There is a growing concern throughout Nigeria regarding a potential surge in the price of petrol, commonly known as PMS. This fuel is a primary source for transportation and various business activities powered by generators across the country,Daily Trust report.
The increase in petrol costs, following the removal of subsidies by President Bola Ahmed Tinubu in his inaugural speech on May 29, 2023, has exacerbated the living cost crisis in Nigeria.
The average per-liter pump price in Lagos stands at N610, while it reaches N660 in Abuja and neighboring states in the North Central geopolitical zone. In North West states like Kano, Sokoto, Zamfara, and Jigawa, petrol is being sold for up to N700 per liter.
Importers have halted their operations, with independent marketers who began importing fuel about four months ago citing unprofitability at the current landing cost. This situation has sparked fears of a potential price increase. The anticipated hike is largely driven by the escalating cost of crude oil in the international market, the devaluation of the naira against the dollar, and the high distribution costs within Nigeria.
The Public Relations Officer of the Independent Petroleum Marketers Association of Nigeria (IPMAN), Mr. Ukadike Chinedu, stated, “So, if you consider the cost of diesel, the dollar, and other international factors, the price of petrol in Nigeria should be around N1,200/liter, but the government is subsidizing it, which, to an extent, is understandable.”
Contrary to these concerns, the Nigerian National Petroleum Company (NNPC) Limited, which was the sole importer of products, has stated that there is no imminent increase in petrol prices. The NNPC urges Nigerians to avoid panic buying, emphasizing the “ample availability of PMS across the country.”
As of the latest update, there are no indications that the NNPC’s assurances have alleviated apprehensions about a potential price hike. Reports suggest a clash between the NNPCL and IPMAN over the removal of the petrol subsidy.
Daily Trust, in an exclusive report published on September 21, 2023, revealed the return of the subsidy regime despite President Tinubu’s earlier statement that “subsidy is gone.” While there were initial denials within government circles, stakeholders like the Petroleum and Natural Gas Senior Staff Association of Nigeria (PENGASSAN) confirmed the return of the subsidy.
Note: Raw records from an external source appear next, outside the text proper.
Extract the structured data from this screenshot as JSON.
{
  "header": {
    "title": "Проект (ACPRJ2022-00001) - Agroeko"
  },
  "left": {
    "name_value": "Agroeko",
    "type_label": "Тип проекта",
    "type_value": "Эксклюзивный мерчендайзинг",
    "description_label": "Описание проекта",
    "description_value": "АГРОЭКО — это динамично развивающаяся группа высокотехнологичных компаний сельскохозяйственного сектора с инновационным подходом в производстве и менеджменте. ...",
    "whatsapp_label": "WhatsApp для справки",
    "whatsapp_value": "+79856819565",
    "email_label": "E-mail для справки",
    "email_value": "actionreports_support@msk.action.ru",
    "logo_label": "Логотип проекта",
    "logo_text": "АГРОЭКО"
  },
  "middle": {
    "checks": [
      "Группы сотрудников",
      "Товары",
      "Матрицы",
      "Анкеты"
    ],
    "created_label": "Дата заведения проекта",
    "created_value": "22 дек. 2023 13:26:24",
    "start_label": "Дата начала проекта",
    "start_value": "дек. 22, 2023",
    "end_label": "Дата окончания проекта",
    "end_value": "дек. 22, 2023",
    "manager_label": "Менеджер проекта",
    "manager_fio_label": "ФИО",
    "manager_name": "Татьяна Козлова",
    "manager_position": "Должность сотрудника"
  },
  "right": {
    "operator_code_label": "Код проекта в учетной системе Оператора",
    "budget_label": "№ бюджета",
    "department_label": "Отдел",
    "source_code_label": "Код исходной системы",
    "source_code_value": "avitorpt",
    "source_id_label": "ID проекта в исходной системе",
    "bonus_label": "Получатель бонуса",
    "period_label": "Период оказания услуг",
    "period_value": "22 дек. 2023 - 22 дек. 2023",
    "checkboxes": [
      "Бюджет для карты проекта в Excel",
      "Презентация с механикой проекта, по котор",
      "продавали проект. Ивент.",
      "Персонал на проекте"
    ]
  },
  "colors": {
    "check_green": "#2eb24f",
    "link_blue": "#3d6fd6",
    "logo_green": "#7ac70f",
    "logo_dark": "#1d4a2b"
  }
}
PENGASSAN’s National President, Festus Osifo, asserted on October 6 that the Nigerian government had reinstated the subsidy on petrol, notwithstanding the official policy of ending the subsidy regime. In response, the NNPCL maintained that there is no subsidy and that they recover their full costs from the products they import. The situation remains unresolved, with ongoing uncertainties surrounding the petrol price.